Well, think about it. Why should I, the person you want to spend six whole dollars, and probably more, on your book, believe a word you say? Geez, Louise, how many lies do you think I hear every time I turn on the radio or see a T.V. commercial? Add in reading the paper and billboards and the bs meter reading goes on overload. I may be willing to suspend disbelief for a novel, but I'll only balance on that limb for as long as you make it safe.

Distract me by putting pictures in my head. Performs feats of literary legerdemain by letting me figure stuff out by myself. Consider this:

Corpus Delicti

"Halt, or I'll shoot!"
Geneva did as she was told. Afraid she would be shot dead, she stopped, dropping her armload of grapeshot to the wet ground.

You're busted. That's telling. Not Showing.

But Why Did This Happen to Me?

Because it was the first draft, that's why. OK, specifically, this is telling because I told you she was afraid. I didn't let you figure it out.

Post Mortem

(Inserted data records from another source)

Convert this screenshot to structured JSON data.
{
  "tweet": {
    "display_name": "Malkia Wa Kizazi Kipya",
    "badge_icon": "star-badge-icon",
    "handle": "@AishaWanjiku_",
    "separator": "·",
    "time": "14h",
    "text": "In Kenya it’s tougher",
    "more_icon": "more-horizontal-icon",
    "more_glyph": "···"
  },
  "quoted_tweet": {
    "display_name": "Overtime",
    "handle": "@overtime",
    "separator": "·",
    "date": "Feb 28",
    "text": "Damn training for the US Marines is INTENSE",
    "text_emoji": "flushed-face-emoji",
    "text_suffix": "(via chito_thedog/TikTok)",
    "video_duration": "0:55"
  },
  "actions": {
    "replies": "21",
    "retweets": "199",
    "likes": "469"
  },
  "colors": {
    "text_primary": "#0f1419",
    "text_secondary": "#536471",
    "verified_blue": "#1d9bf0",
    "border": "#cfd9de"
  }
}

You're writing along, thinking, the guard sees Geneva! Oh, no! "Halt, or I'll shoot!" the guard shouts, he's practically breathing down her neck. You see it all so clearly. You type the sentence:
"Halt, or I'll shoot!"
Hmm, you say, if she doesn't stop, the guard will shoot her, he can't miss at this range, and then the story's over. She better stop. You type:
Geneva did as she was told.
Gee, she's carrying an armload of grapeshot. That stuff's really heavy. She better drop it and put her hands in the air. I mean, Geez, who wouldn't? The guy's got a gun, for goodness sake. You type:
Afraid she would be shot dead, she stopped, dropping her armload of grapeshot to the wet ground.

The Verdict - You Told!

How do I stop it from happening again?

By rewriting. And while you're rewriting, hold the picture in your head and feel the emotions. Because you already know what happens (this is the beauty of a first draft) you can now get to work.

"Halt, or I'll shoot!"
Geneva's heart slammed against her ribs. Her armload of grapeshot hit the ground like a sack of dead rats.

Note that in this version, I did not say Geneva was afraid. I said her heart slammed against her ribs. That's a stand-in for fear. I did not say she dropped the grapeshot. I said it fell like a sack of dead rats, which is a stand-in for fear as well. So, perhaps you would choose a different similie, perhaps a sack of dead rats does not strike quite the right note for you. But then it would be your story, not mine.

Your assignment

Find a place in your WIP where you were really on a roll. The words came out so fast you could hardly type fast enough. Fix it, because I bet you told. Showing takes a lot of work. Hint: the verb to be will be one tip-off. Adverbs are another.

Extra Credit

None. This is hard work, and it will take you a long time.